As a first-generation Canadian I have lived through some rocky times; I’ve encountered racism, homophobia and elitism — and I believe that Olivia Chow, who moved to Toronto from China when she was 13-years-old has a thorough understanding of the issues Torontonians — life-long and newly arrived — find essential. This is a peaceful city, and we need a mayor who reflects our values.

I’m posting a couple of short videos of Olivia and her vision for you to watch. If you can, spread the news. I want nothing more than to elect Olivia Chow mayor of Toronto.

North Korea is cray cray

Worth watching when you have time.

Mindful action is key to responsible living

I tried to find a suitable photo for this post, but couldn't. So here I am. Again.

I tried to find a suitable photo for this post, but couldn’t. So here I am. Again.
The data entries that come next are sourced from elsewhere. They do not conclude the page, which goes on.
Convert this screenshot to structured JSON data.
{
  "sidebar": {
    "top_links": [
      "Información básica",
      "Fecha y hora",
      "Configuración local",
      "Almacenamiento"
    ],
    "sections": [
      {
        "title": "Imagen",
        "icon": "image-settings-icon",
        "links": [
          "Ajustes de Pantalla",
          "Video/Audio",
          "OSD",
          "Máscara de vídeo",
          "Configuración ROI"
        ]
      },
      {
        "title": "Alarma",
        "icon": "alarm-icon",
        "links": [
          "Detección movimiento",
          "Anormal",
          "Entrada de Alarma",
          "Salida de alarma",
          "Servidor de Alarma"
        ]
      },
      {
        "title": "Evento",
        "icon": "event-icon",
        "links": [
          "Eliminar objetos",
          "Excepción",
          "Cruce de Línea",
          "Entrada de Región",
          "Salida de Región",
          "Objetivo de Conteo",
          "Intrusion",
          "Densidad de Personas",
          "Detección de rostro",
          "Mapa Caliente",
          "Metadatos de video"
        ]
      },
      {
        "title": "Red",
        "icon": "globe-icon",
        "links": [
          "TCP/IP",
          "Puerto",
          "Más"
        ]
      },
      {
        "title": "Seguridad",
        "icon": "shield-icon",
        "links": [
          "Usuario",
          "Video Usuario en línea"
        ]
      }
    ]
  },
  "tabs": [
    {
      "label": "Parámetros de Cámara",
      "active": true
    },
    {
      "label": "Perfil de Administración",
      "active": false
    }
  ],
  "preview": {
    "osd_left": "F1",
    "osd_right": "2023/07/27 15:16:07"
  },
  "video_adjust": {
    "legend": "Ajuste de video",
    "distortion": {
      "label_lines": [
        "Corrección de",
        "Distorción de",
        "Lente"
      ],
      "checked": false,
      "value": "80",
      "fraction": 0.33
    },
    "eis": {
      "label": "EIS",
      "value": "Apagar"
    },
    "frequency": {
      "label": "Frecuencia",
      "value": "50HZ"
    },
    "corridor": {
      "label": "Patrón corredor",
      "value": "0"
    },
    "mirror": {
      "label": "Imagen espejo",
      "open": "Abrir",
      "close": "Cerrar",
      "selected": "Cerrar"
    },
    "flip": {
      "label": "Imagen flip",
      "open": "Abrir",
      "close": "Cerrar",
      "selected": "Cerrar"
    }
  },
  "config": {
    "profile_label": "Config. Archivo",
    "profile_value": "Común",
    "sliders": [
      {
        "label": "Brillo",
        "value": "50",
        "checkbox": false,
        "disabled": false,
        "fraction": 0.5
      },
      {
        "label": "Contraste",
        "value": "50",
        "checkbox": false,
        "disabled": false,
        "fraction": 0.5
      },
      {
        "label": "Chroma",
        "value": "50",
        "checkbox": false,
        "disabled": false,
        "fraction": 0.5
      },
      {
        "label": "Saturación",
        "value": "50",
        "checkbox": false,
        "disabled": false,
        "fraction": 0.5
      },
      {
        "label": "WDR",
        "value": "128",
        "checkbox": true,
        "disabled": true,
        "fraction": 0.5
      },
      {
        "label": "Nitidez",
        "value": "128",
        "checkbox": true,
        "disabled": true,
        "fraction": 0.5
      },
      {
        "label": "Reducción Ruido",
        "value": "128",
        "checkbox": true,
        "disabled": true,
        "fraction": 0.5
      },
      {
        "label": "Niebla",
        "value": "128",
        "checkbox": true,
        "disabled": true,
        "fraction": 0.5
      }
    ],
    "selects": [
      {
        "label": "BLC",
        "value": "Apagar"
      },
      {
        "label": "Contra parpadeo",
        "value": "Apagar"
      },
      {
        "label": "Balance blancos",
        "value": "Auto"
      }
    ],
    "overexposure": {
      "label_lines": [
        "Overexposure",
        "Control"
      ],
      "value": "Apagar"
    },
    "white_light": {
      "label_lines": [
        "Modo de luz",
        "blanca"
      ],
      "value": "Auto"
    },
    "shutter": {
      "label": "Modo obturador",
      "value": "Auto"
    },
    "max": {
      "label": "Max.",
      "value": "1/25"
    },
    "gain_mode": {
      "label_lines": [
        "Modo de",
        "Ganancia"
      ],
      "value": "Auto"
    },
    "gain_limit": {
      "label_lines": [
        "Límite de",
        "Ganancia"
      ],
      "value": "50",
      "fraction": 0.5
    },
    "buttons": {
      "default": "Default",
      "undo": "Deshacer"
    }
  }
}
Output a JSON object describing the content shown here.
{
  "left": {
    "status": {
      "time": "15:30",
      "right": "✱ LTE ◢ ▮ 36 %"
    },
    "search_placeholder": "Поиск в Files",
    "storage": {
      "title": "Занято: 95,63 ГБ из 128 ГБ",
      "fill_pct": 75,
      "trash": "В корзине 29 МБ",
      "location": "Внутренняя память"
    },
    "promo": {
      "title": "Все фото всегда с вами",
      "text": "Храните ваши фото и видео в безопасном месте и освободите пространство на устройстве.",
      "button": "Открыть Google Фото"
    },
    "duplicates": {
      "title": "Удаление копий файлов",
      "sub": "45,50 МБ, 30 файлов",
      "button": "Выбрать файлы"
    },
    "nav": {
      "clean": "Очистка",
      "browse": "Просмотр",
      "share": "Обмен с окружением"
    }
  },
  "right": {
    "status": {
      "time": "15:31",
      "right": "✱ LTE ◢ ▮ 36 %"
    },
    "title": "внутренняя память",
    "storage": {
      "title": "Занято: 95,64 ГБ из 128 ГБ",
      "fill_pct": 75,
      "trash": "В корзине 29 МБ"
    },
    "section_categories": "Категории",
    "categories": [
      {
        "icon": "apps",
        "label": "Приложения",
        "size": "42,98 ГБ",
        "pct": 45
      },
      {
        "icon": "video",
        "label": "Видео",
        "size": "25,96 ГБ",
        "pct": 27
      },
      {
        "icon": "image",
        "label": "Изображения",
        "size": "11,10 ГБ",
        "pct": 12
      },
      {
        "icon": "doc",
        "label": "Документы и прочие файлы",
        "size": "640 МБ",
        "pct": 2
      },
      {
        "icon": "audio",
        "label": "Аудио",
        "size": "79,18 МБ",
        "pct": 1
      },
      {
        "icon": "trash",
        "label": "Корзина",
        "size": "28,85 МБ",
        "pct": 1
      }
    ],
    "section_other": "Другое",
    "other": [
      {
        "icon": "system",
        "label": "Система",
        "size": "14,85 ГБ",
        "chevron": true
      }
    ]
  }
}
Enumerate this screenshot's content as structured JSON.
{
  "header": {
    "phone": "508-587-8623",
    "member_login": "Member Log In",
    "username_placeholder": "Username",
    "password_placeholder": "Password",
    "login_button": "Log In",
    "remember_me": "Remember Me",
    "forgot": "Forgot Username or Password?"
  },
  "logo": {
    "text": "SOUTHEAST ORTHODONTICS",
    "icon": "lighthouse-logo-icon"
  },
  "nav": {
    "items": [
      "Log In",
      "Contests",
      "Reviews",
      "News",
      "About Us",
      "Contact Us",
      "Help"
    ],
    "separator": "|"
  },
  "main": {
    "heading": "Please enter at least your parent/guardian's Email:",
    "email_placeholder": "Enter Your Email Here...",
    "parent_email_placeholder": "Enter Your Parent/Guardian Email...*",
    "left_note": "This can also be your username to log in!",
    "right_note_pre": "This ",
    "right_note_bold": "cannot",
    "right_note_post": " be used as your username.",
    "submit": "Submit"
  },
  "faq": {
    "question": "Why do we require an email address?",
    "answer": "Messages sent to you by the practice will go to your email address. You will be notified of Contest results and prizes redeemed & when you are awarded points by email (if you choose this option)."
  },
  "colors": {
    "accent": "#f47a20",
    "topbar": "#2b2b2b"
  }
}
For every grievance we’ve ever had against those who have wronged us there is always another story. I try to remember this when I think about past conflicts where I feel I’ve been slighted.

As flawed people we do the best with the tools that we have. We’re not perfect, we were raised by imperfect people who are not whole, just as we are not whole.

I’ve maintained for years my annoyance with expectant parents. My argument is that I don’t know one fully functional adult so how can anyone arrogantly believe that they’ll be able to raise one?

Our children, before they enter kindergarten, will learn exclusively from us. They will see how we resolve conflict, what we believe about the world, what religion we follow, our dislikes, our philosophies, and all of this will leave an imprint that they will live with for the rest of their lives.

Being a parent is a serious decision and just because we can do it, doesn’t mean that we should. It requires thought, mindfulness, stability and security. Some of us will arrogantly hold to the notion that we inhabit all of these characteristics, but I doubt any of that to be true.

Couple these imperfections with what’s happening across this planet, and it’s wise to pause when considering building a family.

The battle rages on between Israel and Gaza, ISIS terrorizes Syria and Iraq, Ukraine is being bullied by Russia, North Korea and Iran are arguably developing nuclear weapons, Africa is suffocating in disease and poverty, climate change is changing our landscapes, need I go on? The world is growing increasingly erratic and unstable — in the next 50 years environmental refugees will be a serious global problem, one that was preventable, had it not been for our willful ignorance, greed and selfishness.

These are qualities that we fall back on. To have a family we must not only look to ourselves but to the world around us. We have to see the problems outside of the confines of our own home as our own personal issues, because that’s what they have and will become. How can we positively contribute to a world that we often look at with apathy?

So much of this can be blamed on how we were raised. None of these problems truly existed when we were growing up, but they certainly do now. To be an effective parent we must first free ourselves of a need to be exclusive, to compete and contrast with others. This attitude only serves to hold a space of arrogance.

There are too many global conflicts to consider, but also, our own personal conflicts as well. We get caught up at looking at others with disdain, especially those who we disagree with. We forget, or choose to ignore that they have feelings and insecurities that have been developed by other people in a world that is callously judgmental and unforgiving.

Being alive means being aware that other people exist. They too have fears, hopes, love, all the things that we find important, so do they. If we could be a little more tolerant, even to our enemies, and see them as humans who deserve compassion and kindness, we’d demonstrate to children the foundation of being responsible global citizens.

Thought. Mind. Action. It’s not difficult to achieve. Collectively, it will change the world.